In a week when Basil McCrea broke party lines to vote against an amendment to dump reference to the Belfast Agreement, Dr Paisley delivered a solemn warning, seemingly to his own party colleagues, although not by name, for its attempts at re-writing history, and ignoring the bedrock principle of the current peace, ie consent:
I could fill this page with what I see when I lift up my eyes and look beyond our shores. But what do others see when they lift up their eyes and see us?
I am sure this week they must wonder why some want to unpick copper fasteners and ask for a border poll! Having won the principle of consent and secured our place within the United Kingdom, we ought to be very careful to hold the prize and not be glib about “calling the bluff” of others as though it were something of little value.

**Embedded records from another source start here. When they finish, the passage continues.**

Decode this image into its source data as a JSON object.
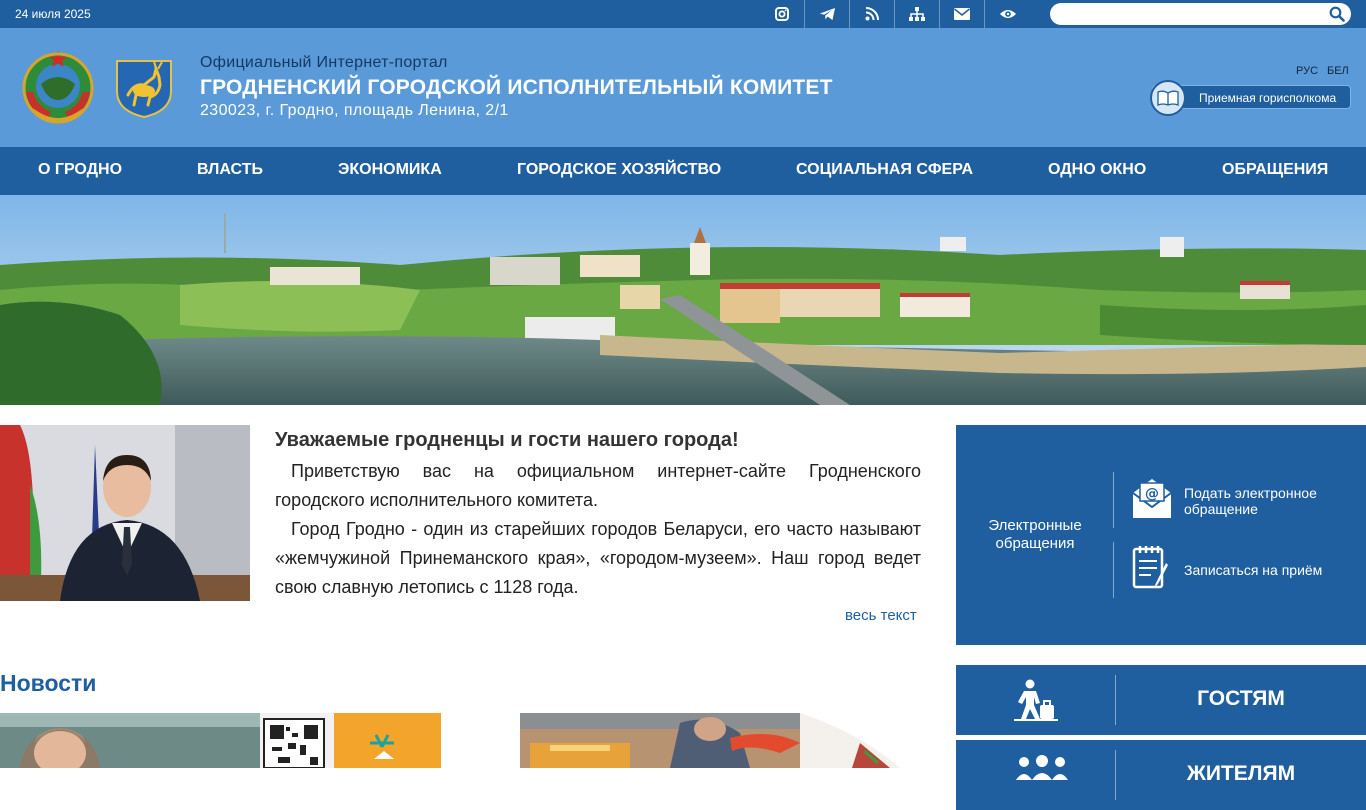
{
  "topbar": {
    "date": "24 июля 2025",
    "icons": [
      "instagram-icon",
      "telegram-icon",
      "rss-icon",
      "sitemap-icon",
      "mail-icon",
      "eye-icon"
    ],
    "search_placeholder": ""
  },
  "header": {
    "portal_label": "Официальный Интернет-портал",
    "org_name": "ГРОДНЕНСКИЙ ГОРОДСКОЙ ИСПОЛНИТЕЛЬНЫЙ КОМИТЕТ",
    "address": "230023, г. Гродно, площадь Ленина, 2/1",
    "lang_ru": "РУС",
    "lang_be": "БЕЛ",
    "reception_label": "Приемная горисполкома"
  },
  "nav": {
    "items": [
      "О ГРОДНО",
      "ВЛАСТЬ",
      "ЭКОНОМИКА",
      "ГОРОДСКОЕ ХОЗЯЙСТВО",
      "СОЦИАЛЬНАЯ СФЕРА",
      "ОДНО ОКНО",
      "ОБРАЩЕНИЯ"
    ]
  },
  "greeting": {
    "title": "Уважаемые гродненцы и гости нашего города!",
    "p1": "Приветствую вас на официальном интернет-сайте Гродненского городского исполнительного комитета.",
    "p2": "Город Гродно - один из старейших городов Беларуси, его часто называют «жемчужиной Принеманского края», «городом-музеем». Наш город ведет свою славную летопись с 1128 года.",
    "more": "весь текст"
  },
  "eappeals": {
    "title": "Электронные обращения",
    "submit": "Подать электронное обращение",
    "appointment": "Записаться на приём"
  },
  "tiles": {
    "guests": "ГОСТЯМ",
    "citizens": "ЖИТЕЛЯМ"
  },
  "news": {
    "heading": "Новости"
  },
  "colors": {
    "primary": "#1f5f9f",
    "header_bg": "#5a9ad8",
    "link": "#1f5f9f"
  }
}
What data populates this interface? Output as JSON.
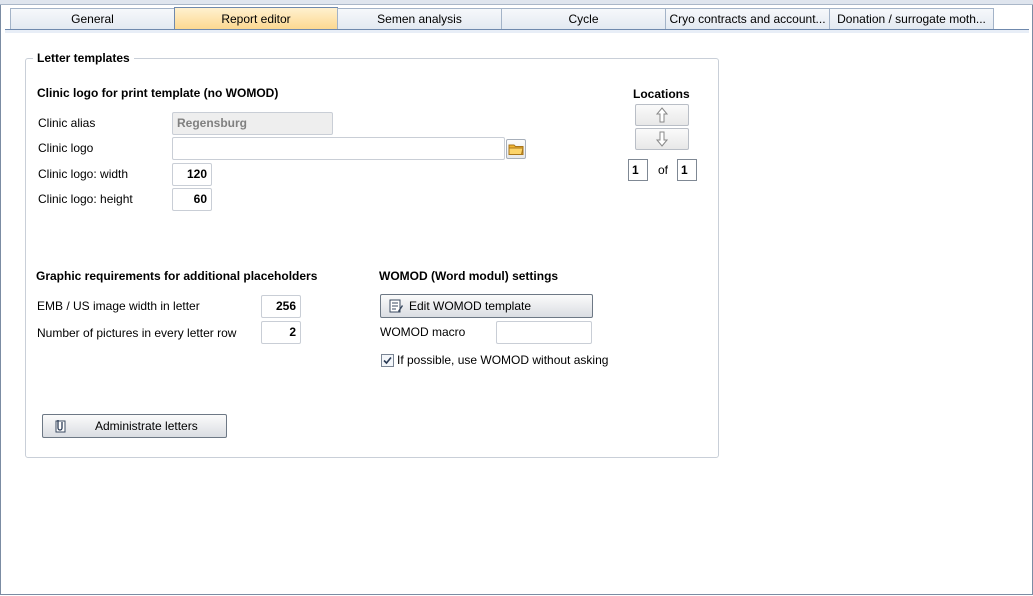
{
  "tabs": [
    {
      "label": "General",
      "active": false
    },
    {
      "label": "Report editor",
      "active": true
    },
    {
      "label": "Semen analysis",
      "active": false
    },
    {
      "label": "Cycle",
      "active": false
    },
    {
      "label": "Cryo contracts and account...",
      "active": false
    },
    {
      "label": "Donation / surrogate moth...",
      "active": false
    }
  ],
  "letter_templates": {
    "title": "Letter templates",
    "clinic_logo_section": {
      "title": "Clinic logo for print template (no WOMOD)",
      "alias_label": "Clinic alias",
      "alias_value": "Regensburg",
      "logo_label": "Clinic logo",
      "logo_value": "",
      "width_label": "Clinic logo: width",
      "width_value": "120",
      "height_label": "Clinic logo: height",
      "height_value": "60"
    },
    "locations": {
      "title": "Locations",
      "up_icon": "arrow-up-icon",
      "down_icon": "arrow-down-icon",
      "current": "1",
      "of_label": "of",
      "total": "1"
    },
    "graphic_section": {
      "title": "Graphic requirements for additional placeholders",
      "image_width_label": "EMB / US image width in letter",
      "image_width_value": "256",
      "pictures_label": "Number of pictures in every letter row",
      "pictures_value": "2"
    },
    "womod_section": {
      "title": "WOMOD (Word modul) settings",
      "edit_button": "Edit WOMOD template",
      "macro_label": "WOMOD macro",
      "macro_value": "",
      "use_womod_label": "If possible, use WOMOD without asking",
      "use_womod_checked": true
    },
    "administrate_button": "Administrate letters"
  },
  "colors": {
    "active_tab": "#fcd78e",
    "tab_border": "#6f89ad",
    "folder_icon": "#f2b632"
  }
}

Our secure position today as part of the United Kingdom didn’t come about by a false display of confidence in a hand of poker. The removal of the articles in the Irish Constitution laying claim to Northern Ireland as that jurisdiction’s territory, was, we should never forget, hard won.
It was also a substantial act of goodwill by the people of Southern Ireland to vote to have the claim removed from their constitution in order to facilitate neighbourly relations. It played no small part in disarming the political justification of the Irish Republican Army’s reign of terror.
Why, when we are seeing a period of deeply felt concern regarding our flag, and for which no solution has yet been found, would anyone think it sensible to throw a bucketful of time, energy and money at a border poll for which there is absolutely no need or even demand?
Better to spend that time, energy and money on our real future, our youth, and solve the greatly vexed question of their education regarding transfer tests. Eyes down might be the better option on this one![Emphasis added]
Unwonted, but fulsome praise for the government and the people of the Irish Republic. But just as interesting in the context of this week, surely a belated, and long overdue acknowledgement that it was David, now Lord, Trimble who delivered the key element of a long settlement rather than his own party.
Which inconvenient truth may go someway to explain why the piece no longer appears on the News Letter’s website?
Mick is founding editor of Slugger. He has written papers on the impacts of the Internet on politics and the wider media and is a regular guest and speaking events across Ireland, the UK and Europe. Twitter: @MickFealty